_TASK_.
Report every line of the records that includes the word "cable".

──────── RECORDS SUPPLIED

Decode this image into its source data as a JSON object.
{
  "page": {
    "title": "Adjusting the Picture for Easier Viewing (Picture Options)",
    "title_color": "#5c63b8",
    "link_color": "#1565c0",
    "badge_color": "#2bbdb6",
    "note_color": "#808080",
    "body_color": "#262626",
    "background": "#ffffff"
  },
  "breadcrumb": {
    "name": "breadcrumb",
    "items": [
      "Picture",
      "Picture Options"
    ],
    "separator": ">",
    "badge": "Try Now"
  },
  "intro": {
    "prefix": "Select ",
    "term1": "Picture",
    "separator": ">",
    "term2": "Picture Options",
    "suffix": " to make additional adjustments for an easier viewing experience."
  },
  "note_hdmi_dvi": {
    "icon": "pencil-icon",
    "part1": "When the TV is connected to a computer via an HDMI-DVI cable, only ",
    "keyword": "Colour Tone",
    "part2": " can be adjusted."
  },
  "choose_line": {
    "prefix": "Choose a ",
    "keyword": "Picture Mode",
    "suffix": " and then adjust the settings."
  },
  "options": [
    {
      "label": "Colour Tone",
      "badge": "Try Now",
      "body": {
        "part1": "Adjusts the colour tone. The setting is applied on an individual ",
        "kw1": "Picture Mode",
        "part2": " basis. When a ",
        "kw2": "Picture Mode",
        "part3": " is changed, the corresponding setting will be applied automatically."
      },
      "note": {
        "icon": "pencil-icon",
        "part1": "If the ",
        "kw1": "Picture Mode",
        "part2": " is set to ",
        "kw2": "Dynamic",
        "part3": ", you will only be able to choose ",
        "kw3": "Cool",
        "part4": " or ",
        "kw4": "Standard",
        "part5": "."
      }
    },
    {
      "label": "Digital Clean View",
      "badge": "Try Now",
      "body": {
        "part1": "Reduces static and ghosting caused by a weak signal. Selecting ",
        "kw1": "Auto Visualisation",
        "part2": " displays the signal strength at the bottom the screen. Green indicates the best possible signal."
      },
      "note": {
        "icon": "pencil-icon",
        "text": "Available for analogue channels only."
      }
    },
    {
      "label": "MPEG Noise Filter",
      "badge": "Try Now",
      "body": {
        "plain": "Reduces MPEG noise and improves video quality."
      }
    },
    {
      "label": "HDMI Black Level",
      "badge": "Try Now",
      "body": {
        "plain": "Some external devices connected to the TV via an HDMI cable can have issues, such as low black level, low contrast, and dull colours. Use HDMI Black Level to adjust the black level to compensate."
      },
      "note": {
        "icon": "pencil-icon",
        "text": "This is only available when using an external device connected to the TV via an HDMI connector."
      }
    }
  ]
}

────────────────

_YOUR SOLUTION_.
    "part1": "When the TV is connected to a computer via an HDMI-DVI cable, only ",
        "plain": "Some external devices connected to the TV via an HDMI cable can have issues, such as low black level, low contrast, and dull colours. Use HDMI Black Level to adjust the black level to compensate."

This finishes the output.